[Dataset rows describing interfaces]
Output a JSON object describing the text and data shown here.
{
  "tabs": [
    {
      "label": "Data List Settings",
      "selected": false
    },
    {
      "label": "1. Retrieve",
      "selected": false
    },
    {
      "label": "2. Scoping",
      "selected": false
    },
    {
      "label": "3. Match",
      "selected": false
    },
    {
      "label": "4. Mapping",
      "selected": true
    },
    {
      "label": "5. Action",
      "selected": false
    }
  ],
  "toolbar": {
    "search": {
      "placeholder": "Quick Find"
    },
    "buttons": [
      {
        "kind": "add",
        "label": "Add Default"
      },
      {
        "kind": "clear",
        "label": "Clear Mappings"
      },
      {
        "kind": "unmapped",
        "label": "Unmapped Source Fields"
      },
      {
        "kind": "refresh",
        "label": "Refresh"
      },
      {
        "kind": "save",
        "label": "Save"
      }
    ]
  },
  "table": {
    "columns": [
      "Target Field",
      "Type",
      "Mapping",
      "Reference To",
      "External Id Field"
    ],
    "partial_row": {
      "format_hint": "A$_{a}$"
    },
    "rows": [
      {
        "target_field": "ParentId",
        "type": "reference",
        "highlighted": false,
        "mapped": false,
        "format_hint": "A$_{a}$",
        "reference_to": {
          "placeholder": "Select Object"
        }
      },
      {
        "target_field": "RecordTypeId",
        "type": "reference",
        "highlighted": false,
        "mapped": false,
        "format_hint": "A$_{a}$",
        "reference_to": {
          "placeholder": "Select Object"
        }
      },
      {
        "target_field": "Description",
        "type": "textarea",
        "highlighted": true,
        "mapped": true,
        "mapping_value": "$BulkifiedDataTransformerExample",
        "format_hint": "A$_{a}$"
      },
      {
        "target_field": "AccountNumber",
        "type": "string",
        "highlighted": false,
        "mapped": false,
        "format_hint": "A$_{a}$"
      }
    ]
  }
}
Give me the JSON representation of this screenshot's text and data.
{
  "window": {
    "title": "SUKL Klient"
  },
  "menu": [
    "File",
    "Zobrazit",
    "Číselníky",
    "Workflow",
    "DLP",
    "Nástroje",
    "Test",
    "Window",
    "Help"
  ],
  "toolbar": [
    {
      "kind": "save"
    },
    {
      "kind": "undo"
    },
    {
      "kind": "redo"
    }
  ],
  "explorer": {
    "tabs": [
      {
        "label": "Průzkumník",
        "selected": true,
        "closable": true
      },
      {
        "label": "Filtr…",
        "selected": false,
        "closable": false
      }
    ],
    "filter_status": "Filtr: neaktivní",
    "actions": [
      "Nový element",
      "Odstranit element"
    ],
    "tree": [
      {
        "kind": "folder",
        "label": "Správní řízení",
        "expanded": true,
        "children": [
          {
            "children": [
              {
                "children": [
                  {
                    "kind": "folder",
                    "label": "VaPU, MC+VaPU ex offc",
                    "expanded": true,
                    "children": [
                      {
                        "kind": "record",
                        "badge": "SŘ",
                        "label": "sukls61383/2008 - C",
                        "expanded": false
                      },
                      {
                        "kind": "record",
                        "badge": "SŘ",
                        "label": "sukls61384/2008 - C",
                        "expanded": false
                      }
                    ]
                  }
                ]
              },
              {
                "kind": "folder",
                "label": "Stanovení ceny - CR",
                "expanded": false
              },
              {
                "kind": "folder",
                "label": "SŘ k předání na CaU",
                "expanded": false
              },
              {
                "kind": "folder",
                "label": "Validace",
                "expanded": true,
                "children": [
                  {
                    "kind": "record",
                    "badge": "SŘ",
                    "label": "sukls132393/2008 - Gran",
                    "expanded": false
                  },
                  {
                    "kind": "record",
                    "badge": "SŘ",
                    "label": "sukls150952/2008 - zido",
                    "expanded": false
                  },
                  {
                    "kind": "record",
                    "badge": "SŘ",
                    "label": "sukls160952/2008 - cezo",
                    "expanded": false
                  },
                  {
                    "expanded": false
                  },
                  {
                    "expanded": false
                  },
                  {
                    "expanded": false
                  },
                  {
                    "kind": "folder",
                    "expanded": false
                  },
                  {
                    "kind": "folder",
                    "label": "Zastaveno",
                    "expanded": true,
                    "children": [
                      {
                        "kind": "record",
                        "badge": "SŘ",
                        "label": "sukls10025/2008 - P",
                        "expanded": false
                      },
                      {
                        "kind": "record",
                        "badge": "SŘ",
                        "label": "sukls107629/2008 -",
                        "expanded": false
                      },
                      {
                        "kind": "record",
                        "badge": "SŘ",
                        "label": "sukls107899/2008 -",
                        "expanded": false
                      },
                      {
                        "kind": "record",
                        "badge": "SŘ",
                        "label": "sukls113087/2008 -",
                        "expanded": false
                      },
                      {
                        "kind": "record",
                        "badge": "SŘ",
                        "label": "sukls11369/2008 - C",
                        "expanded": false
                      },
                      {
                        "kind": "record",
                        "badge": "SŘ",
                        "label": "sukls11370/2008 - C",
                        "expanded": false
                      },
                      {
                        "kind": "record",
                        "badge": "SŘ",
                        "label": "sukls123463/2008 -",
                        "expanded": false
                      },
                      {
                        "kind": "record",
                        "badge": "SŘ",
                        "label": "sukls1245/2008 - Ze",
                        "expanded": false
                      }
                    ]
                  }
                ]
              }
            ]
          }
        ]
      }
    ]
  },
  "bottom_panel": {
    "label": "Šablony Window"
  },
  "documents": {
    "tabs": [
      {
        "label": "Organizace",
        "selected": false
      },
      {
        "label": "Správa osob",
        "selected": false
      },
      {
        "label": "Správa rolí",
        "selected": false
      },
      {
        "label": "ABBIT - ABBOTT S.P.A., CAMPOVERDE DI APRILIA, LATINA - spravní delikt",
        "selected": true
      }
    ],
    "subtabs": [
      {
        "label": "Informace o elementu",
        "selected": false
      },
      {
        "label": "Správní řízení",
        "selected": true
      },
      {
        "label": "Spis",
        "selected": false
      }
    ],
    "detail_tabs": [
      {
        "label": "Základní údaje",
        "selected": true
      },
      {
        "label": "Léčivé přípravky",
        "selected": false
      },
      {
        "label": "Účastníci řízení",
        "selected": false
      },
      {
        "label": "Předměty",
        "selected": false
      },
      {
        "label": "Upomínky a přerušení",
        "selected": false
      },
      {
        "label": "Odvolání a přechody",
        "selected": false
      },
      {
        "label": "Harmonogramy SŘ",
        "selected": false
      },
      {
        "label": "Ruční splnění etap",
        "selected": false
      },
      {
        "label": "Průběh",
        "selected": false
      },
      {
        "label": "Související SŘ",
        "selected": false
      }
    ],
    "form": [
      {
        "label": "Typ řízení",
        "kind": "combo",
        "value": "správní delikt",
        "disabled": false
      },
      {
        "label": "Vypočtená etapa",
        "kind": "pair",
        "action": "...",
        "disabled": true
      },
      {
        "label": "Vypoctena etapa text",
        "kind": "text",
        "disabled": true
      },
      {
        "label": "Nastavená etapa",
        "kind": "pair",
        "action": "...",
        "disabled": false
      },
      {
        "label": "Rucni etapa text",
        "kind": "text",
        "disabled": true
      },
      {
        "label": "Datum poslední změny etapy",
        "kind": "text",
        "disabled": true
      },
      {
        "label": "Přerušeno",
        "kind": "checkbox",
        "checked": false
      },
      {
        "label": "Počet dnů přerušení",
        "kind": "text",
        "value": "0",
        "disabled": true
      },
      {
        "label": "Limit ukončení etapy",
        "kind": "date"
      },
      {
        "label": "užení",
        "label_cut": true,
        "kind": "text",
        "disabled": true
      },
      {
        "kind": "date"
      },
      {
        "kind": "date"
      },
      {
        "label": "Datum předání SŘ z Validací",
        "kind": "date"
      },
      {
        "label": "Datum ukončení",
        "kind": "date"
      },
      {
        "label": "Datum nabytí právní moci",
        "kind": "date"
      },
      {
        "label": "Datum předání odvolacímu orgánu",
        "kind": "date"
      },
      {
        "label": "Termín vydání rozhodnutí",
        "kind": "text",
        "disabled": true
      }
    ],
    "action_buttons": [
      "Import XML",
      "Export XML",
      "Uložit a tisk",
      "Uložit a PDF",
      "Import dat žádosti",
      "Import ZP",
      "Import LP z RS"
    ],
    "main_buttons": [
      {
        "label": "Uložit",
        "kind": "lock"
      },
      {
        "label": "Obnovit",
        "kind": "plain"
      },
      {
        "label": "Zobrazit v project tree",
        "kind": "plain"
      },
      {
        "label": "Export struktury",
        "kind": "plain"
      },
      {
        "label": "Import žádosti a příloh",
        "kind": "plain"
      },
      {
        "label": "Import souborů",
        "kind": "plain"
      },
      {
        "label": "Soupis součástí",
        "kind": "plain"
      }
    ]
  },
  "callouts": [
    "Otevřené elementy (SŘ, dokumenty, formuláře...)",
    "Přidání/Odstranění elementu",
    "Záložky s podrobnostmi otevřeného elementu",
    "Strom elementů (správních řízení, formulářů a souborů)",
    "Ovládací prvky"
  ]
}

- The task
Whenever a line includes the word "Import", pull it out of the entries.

- Exercise answer
      "Import XML",
      "Import dat žádosti",
      "Import ZP",
      "Import LP z RS"
        "label": "Import žádosti a příloh",
        "label": "Import souborů",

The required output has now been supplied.